He and other defendants are charged with enterprise corruption and related offenses for operating a shadow utility company that violated city regulations and procedures, installing illegal gas meters across Brooklyn for landlords willing to pay $1,300 to $2,500 per meter.
A total of 37 defendants, including seven National Grid employees, have been charged in connection with the enterprise.
Acting District Attorney Gonzalez said, “We simply will not allow the lucrative real estate market in Brooklyn to feed criminal activity and potentially endanger lives. These defendants showed contempt for rules and regulations specifically put into place to protect public safety. And they did this with callous disregard on a regular basis. We will continue to protect Brooklyn residents by pursuing criminal prosecutions of landlords and others who put profits ahead of safeguards.”
Commissioner Peters said, “These defendants ignored safety for personal profit, skirting critical steps and undermining the gas authorization process, according to the charges. Our public report issued today demonstrates how this charged criminal enterprise took root, putting the safety of New Yorkers at risk, and sets out the reforms necessary to safeguard against similar activity in the future. I thank Acting District Attorney Gonzalez and his team of dedicated prosecutors for their partnership in this case, working with DOI to stop corruption of the gas installation industry in this City.”
The Acting District Attorney identified Weldon “Al” Findlay, 47, of Snyder Avenue, Brooklyn, as the alleged mastermind and leader of the enterprise.
Findlay, who worked for National Grid until 2010, and six other defendants are charged with enterprise corruption, which carries up to 25 years in prison. The other 30 defendants charged in connection with the case include landlords, property managers, and contractors who arranged for, installed, or received illegal gas service.
Some of the defendants were arraigned this morning before Brooklyn Supreme Court Justice Danny Chun on an indictment in which they are variously charged with enterprise corruption, first-degree falsifying business records, second-degree criminal tampering and second-degree commercial bribing.

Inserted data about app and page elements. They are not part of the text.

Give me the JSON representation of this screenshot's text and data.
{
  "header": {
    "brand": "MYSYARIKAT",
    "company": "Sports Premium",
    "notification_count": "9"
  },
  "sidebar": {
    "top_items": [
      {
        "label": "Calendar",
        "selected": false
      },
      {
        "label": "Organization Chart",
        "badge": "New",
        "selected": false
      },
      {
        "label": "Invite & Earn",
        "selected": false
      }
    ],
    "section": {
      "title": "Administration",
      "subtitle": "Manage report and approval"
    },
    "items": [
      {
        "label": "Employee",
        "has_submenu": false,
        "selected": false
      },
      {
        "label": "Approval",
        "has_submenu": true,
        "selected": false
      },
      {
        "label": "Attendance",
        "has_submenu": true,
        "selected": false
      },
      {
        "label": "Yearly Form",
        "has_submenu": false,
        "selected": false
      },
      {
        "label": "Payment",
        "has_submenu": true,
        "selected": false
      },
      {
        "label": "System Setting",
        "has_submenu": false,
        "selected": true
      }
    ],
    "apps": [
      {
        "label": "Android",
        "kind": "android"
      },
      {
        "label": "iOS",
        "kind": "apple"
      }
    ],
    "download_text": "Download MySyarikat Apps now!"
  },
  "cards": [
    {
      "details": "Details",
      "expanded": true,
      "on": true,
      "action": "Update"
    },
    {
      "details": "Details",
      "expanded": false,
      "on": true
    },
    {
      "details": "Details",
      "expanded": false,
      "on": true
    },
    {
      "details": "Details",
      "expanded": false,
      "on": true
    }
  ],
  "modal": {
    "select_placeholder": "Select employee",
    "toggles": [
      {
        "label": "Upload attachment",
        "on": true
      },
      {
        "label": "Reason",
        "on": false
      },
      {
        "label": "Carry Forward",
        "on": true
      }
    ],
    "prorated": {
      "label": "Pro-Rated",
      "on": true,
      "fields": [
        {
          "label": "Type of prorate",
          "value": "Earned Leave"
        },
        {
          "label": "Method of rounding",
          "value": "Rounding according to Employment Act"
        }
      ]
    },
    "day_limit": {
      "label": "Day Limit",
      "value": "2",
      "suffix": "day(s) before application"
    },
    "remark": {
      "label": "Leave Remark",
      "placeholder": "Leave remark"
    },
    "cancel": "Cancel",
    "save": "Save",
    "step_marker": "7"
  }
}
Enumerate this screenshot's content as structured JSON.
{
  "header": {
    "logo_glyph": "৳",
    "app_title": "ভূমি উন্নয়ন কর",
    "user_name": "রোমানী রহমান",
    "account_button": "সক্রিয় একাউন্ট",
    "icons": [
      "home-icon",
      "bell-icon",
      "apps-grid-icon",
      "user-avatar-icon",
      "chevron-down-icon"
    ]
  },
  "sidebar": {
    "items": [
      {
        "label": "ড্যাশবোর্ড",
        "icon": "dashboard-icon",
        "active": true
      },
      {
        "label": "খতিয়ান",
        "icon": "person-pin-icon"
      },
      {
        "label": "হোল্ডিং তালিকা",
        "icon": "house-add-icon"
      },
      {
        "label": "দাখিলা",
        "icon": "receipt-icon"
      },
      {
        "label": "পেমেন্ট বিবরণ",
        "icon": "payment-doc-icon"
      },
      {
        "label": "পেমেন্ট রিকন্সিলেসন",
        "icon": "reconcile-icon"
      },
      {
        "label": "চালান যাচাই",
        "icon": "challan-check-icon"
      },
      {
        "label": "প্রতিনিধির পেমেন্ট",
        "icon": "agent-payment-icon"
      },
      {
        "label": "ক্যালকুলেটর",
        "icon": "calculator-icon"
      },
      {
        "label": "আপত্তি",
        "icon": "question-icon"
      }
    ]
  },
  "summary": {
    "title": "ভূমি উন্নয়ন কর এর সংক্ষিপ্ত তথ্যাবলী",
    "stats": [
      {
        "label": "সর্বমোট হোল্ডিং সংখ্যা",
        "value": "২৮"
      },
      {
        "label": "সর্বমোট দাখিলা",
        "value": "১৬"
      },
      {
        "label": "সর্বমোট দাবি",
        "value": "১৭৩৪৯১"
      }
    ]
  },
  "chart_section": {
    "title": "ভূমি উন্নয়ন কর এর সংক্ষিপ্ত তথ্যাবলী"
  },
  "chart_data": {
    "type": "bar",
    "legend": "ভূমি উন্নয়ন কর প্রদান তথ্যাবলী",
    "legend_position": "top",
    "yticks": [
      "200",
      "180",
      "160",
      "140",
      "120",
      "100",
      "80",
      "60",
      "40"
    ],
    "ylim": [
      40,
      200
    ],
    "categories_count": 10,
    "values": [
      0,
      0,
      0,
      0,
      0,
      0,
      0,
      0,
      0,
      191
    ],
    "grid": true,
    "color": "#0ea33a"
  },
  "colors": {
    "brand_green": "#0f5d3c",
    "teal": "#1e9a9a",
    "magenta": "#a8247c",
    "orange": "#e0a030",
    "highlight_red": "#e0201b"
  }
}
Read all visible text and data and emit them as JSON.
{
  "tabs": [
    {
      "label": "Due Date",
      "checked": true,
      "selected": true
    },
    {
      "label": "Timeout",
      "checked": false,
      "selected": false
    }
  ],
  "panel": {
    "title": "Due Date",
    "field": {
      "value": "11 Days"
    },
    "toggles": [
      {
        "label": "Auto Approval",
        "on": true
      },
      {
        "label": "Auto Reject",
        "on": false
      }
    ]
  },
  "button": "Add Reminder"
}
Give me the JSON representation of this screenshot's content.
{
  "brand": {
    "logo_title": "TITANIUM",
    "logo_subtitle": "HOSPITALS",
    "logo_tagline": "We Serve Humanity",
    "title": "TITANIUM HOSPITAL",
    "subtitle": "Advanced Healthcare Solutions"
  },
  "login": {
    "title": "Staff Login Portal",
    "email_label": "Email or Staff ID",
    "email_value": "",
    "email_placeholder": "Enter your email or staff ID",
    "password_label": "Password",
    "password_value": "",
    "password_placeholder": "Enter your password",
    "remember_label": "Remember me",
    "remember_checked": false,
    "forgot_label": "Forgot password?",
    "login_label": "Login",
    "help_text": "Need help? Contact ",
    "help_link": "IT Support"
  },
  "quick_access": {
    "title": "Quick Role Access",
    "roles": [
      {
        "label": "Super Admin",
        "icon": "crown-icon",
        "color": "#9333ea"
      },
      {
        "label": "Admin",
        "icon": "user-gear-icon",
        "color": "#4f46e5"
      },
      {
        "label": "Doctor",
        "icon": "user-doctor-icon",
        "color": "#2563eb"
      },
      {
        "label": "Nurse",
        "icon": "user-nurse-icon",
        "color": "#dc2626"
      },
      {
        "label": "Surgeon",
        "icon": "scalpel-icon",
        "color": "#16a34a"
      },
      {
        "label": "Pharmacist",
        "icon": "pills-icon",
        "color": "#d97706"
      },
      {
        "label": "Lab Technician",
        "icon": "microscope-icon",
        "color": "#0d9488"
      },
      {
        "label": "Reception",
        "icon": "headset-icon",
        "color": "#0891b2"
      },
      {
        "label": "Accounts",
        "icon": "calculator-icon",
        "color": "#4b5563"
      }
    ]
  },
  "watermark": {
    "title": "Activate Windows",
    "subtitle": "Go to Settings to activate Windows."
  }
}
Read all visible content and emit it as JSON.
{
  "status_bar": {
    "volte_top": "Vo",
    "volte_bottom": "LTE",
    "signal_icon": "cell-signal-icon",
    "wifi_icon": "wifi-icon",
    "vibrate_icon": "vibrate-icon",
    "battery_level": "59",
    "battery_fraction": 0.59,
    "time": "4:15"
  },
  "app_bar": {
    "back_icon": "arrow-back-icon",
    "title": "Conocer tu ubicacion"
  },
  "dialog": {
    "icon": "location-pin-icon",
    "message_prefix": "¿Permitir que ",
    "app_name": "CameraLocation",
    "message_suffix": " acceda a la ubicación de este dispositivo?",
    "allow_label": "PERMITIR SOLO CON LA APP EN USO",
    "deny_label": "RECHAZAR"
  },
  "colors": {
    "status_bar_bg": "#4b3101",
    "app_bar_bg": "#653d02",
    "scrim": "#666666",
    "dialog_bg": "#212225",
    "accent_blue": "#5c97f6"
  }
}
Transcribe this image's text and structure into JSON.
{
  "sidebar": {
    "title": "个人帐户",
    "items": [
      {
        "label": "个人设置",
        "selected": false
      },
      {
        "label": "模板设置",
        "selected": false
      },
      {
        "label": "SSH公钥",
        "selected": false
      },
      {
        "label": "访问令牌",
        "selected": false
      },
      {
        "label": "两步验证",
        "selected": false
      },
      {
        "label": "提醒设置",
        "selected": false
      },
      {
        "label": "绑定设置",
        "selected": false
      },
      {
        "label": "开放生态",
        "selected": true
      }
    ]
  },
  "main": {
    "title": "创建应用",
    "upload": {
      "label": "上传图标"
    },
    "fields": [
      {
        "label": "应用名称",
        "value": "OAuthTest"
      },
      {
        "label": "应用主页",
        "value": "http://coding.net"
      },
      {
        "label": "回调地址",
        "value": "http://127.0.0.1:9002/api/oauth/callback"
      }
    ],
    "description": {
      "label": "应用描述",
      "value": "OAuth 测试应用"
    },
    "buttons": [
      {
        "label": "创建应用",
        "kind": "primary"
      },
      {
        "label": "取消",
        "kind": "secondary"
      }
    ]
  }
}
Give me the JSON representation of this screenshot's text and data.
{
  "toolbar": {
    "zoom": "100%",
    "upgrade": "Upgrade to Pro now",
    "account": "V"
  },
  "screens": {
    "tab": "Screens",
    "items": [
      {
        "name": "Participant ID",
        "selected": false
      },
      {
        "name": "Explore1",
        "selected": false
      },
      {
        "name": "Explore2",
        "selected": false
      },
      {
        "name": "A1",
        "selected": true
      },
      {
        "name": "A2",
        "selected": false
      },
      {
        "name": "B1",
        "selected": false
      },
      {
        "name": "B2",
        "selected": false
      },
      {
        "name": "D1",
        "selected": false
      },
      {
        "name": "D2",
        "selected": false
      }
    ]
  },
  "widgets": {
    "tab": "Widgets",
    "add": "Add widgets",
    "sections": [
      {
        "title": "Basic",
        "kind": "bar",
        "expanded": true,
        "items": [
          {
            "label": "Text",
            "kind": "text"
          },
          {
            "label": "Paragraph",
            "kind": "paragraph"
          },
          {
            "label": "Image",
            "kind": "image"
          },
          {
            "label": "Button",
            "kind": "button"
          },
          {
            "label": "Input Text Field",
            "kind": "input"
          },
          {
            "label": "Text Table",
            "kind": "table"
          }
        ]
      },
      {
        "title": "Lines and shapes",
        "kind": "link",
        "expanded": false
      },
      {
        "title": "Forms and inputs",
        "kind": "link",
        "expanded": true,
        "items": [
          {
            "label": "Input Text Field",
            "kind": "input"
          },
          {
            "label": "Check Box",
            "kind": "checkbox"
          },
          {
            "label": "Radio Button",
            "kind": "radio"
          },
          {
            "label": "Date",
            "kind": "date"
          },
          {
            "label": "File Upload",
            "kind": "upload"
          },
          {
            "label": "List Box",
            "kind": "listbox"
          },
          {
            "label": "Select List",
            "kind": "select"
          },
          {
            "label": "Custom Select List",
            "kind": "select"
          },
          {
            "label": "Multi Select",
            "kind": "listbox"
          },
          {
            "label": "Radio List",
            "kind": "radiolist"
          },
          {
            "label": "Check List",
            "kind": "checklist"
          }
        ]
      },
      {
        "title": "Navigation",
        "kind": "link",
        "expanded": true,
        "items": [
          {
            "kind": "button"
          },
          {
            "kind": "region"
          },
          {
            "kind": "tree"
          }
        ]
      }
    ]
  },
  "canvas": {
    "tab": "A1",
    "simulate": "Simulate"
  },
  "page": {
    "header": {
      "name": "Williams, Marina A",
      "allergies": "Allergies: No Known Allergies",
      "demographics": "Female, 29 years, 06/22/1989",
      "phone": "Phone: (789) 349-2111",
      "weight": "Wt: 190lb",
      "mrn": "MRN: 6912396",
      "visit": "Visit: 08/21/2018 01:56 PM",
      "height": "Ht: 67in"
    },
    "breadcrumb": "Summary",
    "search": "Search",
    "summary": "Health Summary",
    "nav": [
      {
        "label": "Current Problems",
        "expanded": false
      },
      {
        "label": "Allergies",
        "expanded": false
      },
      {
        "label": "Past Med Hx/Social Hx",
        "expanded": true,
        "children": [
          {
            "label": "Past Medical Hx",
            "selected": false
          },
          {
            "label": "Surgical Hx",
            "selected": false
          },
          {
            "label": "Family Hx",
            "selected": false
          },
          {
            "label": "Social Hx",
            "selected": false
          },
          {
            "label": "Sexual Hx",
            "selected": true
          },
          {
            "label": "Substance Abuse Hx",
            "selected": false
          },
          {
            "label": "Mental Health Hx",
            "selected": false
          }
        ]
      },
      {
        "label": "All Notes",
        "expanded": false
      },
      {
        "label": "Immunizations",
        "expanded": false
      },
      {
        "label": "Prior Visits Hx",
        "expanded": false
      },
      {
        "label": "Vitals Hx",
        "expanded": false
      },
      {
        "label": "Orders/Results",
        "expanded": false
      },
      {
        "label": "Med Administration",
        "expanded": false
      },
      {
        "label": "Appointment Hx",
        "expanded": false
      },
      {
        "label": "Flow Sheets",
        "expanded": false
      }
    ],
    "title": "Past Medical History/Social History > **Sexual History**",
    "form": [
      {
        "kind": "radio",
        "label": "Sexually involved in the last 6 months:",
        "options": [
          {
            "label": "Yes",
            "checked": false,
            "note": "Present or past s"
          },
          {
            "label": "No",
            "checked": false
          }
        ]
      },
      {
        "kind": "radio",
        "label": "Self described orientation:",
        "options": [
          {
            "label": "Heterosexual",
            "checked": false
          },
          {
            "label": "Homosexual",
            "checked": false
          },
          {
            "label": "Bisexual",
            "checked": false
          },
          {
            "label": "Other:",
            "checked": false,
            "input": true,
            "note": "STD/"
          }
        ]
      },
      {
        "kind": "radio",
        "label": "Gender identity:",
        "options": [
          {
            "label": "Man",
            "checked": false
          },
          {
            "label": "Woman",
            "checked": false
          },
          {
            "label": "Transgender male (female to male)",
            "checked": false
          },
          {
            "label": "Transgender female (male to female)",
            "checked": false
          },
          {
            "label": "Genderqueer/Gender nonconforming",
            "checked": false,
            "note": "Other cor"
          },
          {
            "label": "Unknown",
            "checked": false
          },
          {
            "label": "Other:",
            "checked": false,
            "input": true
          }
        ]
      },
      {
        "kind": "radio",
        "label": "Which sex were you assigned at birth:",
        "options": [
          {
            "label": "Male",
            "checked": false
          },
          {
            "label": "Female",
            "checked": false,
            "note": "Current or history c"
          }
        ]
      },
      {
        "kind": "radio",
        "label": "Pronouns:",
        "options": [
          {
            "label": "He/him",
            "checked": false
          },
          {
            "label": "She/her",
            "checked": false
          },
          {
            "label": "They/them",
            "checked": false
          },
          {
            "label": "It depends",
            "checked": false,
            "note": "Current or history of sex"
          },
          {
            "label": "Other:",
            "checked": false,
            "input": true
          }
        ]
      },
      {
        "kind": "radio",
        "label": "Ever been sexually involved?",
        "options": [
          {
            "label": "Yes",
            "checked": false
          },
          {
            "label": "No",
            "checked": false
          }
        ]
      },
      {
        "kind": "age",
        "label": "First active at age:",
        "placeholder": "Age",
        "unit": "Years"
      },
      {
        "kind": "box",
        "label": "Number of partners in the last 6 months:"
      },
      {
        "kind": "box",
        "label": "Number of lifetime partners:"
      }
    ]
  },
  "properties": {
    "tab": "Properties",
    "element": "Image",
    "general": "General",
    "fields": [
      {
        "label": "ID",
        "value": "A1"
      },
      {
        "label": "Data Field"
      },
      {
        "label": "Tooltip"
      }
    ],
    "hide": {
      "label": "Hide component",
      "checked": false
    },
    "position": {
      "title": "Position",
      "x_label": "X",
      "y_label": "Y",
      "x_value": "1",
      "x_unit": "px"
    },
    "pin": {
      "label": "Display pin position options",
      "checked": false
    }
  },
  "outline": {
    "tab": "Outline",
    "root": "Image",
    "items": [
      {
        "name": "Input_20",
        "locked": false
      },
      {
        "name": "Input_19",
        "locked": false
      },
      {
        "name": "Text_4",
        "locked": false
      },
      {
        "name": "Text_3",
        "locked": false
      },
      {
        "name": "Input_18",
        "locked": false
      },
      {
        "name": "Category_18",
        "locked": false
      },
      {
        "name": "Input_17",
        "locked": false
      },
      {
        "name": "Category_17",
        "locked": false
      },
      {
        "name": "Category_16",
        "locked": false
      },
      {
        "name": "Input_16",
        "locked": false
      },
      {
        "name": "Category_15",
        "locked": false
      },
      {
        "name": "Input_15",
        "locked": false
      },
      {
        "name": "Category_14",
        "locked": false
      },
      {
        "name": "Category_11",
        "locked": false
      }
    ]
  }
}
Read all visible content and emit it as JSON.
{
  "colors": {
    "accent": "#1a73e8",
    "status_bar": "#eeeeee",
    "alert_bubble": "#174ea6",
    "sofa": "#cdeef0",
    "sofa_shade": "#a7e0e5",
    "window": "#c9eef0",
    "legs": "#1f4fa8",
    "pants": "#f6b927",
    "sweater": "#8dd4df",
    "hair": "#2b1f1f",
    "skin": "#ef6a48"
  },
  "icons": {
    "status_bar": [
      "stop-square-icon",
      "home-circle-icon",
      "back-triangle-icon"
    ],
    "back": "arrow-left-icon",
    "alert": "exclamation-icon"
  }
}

The defendants are being arraigned throughout the day on indictments in Brooklyn Supreme Court and others are being arraigned on felony complaints in Brooklyn Criminal Court.
The Acting District Attorney said that, according to the indictment, the enterprise consisted of a pattern of criminal activity in connection with the illegal installation of gas meters in exchange for cash at 33 residential properties across Brooklyn, including Williamsburg, Bedford-Stuyvesant, Brooklyn Heights, Bushwick, Crown Heights, Midwood, and Borough Park, in addition to homes in parts of Queens.
Findlay is alleged to have formed the enterprise, and to have directed its criminal activities throughout the period covered by the indictment, namely January 12, 2016 to June 30, 2016.
The Department of Buildings and National Grid have inspected every property identified in connection with the investigation, and ensured that there is no risk to public safety.
According to the investigation, when a landlord with a new or renovated apartment wanted to avoid either the expense of the required tests, or possible delays associated with compliance, the landlord contacted Findlay, who would arrange for illegal service through his criminal enterprise.
Landlords could be confident that National Grid employees setting up the account and providing gas service would violate or ignore any rules or regulations that would prevent or delay the supply of gas.
Three of the property owners and managers were separately charged by criminal complaint for hiring Findlay to illegally unlock meters at locations where National Grid had terminated service.
This would allow the residences to receive gas temporarily, at least until National Grid noticed the increase in gas usage and sent a technician to lock the line again.